In the records below, find every line with the word "content" and copy it.

⁂

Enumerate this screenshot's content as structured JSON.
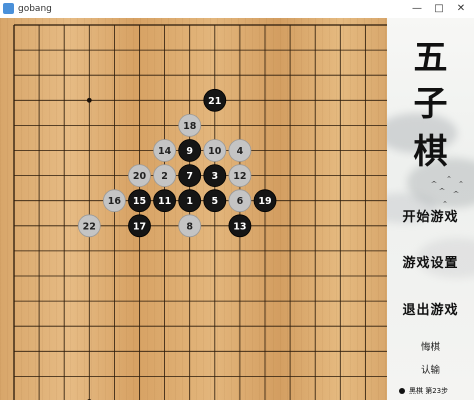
{
  "window": {
    "title": "gobang",
    "minimize_glyph": "—",
    "maximize_glyph": "□",
    "close_glyph": "✕"
  },
  "board": {
    "size": 19,
    "star_points": [
      [
        3,
        3
      ],
      [
        3,
        15
      ],
      [
        15,
        3
      ],
      [
        15,
        15
      ]
    ],
    "stones": [
      {
        "n": 1,
        "col": 7,
        "row": 7,
        "color": "black"
      },
      {
        "n": 2,
        "col": 6,
        "row": 6,
        "color": "white"
      },
      {
        "n": 3,
        "col": 8,
        "row": 6,
        "color": "black"
      },
      {
        "n": 4,
        "col": 9,
        "row": 5,
        "color": "white"
      },
      {
        "n": 5,
        "col": 8,
        "row": 7,
        "color": "black"
      },
      {
        "n": 6,
        "col": 9,
        "row": 7,
        "color": "white"
      },
      {
        "n": 7,
        "col": 7,
        "row": 6,
        "color": "black"
      },
      {
        "n": 8,
        "col": 7,
        "row": 8,
        "color": "white"
      },
      {
        "n": 9,
        "col": 7,
        "row": 5,
        "color": "black"
      },
      {
        "n": 10,
        "col": 8,
        "row": 5,
        "color": "white"
      },
      {
        "n": 11,
        "col": 6,
        "row": 7,
        "color": "black"
      },
      {
        "n": 12,
        "col": 9,
        "row": 6,
        "color": "white"
      },
      {
        "n": 13,
        "col": 9,
        "row": 8,
        "color": "black"
      },
      {
        "n": 14,
        "col": 6,
        "row": 5,
        "color": "white"
      },
      {
        "n": 15,
        "col": 5,
        "row": 7,
        "color": "black"
      },
      {
        "n": 16,
        "col": 4,
        "row": 7,
        "color": "white"
      },
      {
        "n": 17,
        "col": 5,
        "row": 8,
        "color": "black"
      },
      {
        "n": 18,
        "col": 7,
        "row": 4,
        "color": "white"
      },
      {
        "n": 19,
        "col": 10,
        "row": 7,
        "color": "black"
      },
      {
        "n": 20,
        "col": 5,
        "row": 6,
        "color": "white"
      },
      {
        "n": 21,
        "col": 8,
        "row": 3,
        "color": "black"
      },
      {
        "n": 22,
        "col": 3,
        "row": 8,
        "color": "white"
      }
    ]
  },
  "sidebar": {
    "title_chars": [
      "五",
      "子",
      "棋"
    ],
    "start_game": "开始游戏",
    "game_settings": "游戏设置",
    "exit_game": "退出游戏",
    "undo": "悔棋",
    "resign": "认输",
    "status_text": "黑棋 第23步"
  }
}
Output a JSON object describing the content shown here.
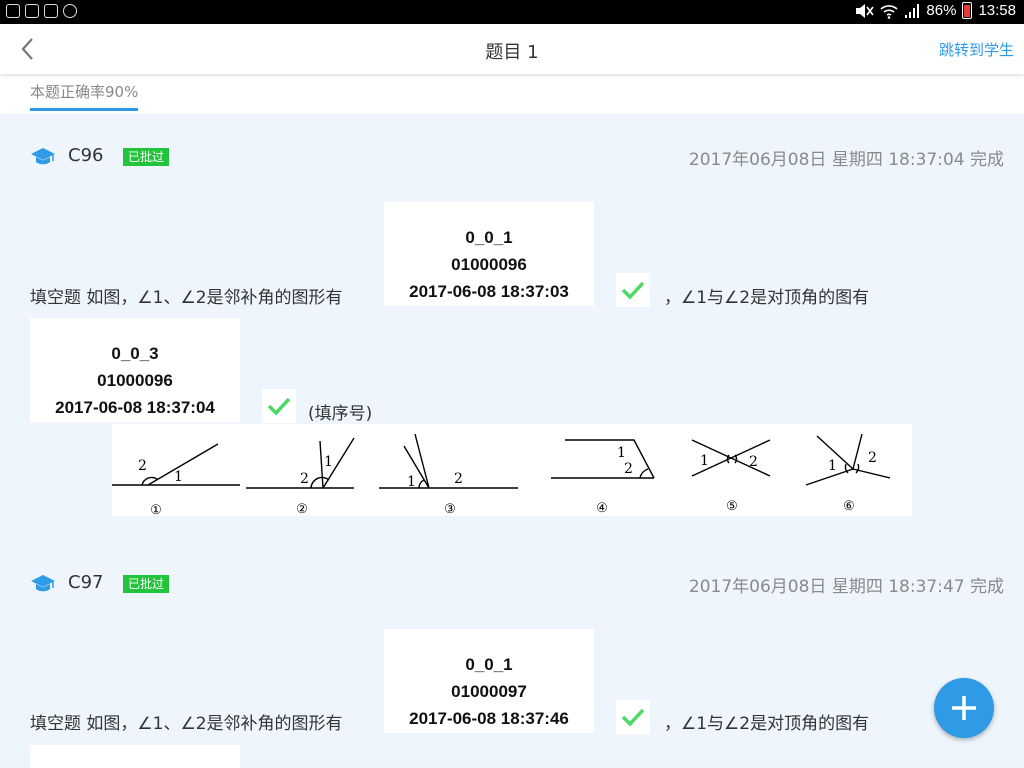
{
  "status_bar": {
    "battery": "86%",
    "time": "13:58"
  },
  "nav": {
    "title": "题目 1",
    "jump_label": "跳转到学生"
  },
  "tabs": [
    {
      "label": "本题正确率90%"
    }
  ],
  "question_text": {
    "prefix": "填空题  如图，∠1、∠2是邻补角的图形有",
    "middle": "，∠1与∠2是对顶角的图有",
    "suffix": "(填序号)"
  },
  "figure": {
    "labels": [
      "①",
      "②",
      "③",
      "④",
      "⑤",
      "⑥"
    ],
    "angle_1": "1",
    "angle_2": "2"
  },
  "submissions": [
    {
      "student": "C96",
      "status": "已批过",
      "time": "2017年06月08日 星期四 18:37:04 完成",
      "answers": [
        {
          "code": "0_0_1",
          "id": "01000096",
          "timestamp": "2017-06-08 18:37:03"
        },
        {
          "code": "0_0_3",
          "id": "01000096",
          "timestamp": "2017-06-08 18:37:04"
        }
      ]
    },
    {
      "student": "C97",
      "status": "已批过",
      "time": "2017年06月08日 星期四 18:37:47 完成",
      "answers": [
        {
          "code": "0_0_1",
          "id": "01000097",
          "timestamp": "2017-06-08 18:37:46"
        }
      ]
    }
  ],
  "colors": {
    "accent": "#2f9ae6",
    "badge": "#21c43a",
    "check": "#4cd964",
    "background": "#eef5fc"
  },
  "icons": {
    "back": "chevron-left-icon",
    "student": "graduation-cap-icon",
    "correct": "check-icon",
    "fab": "plus-icon"
  }
}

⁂

• [Finished exercise]
Enumerate this screenshot's content as structured JSON.
Output a JSON object describing the content shown here.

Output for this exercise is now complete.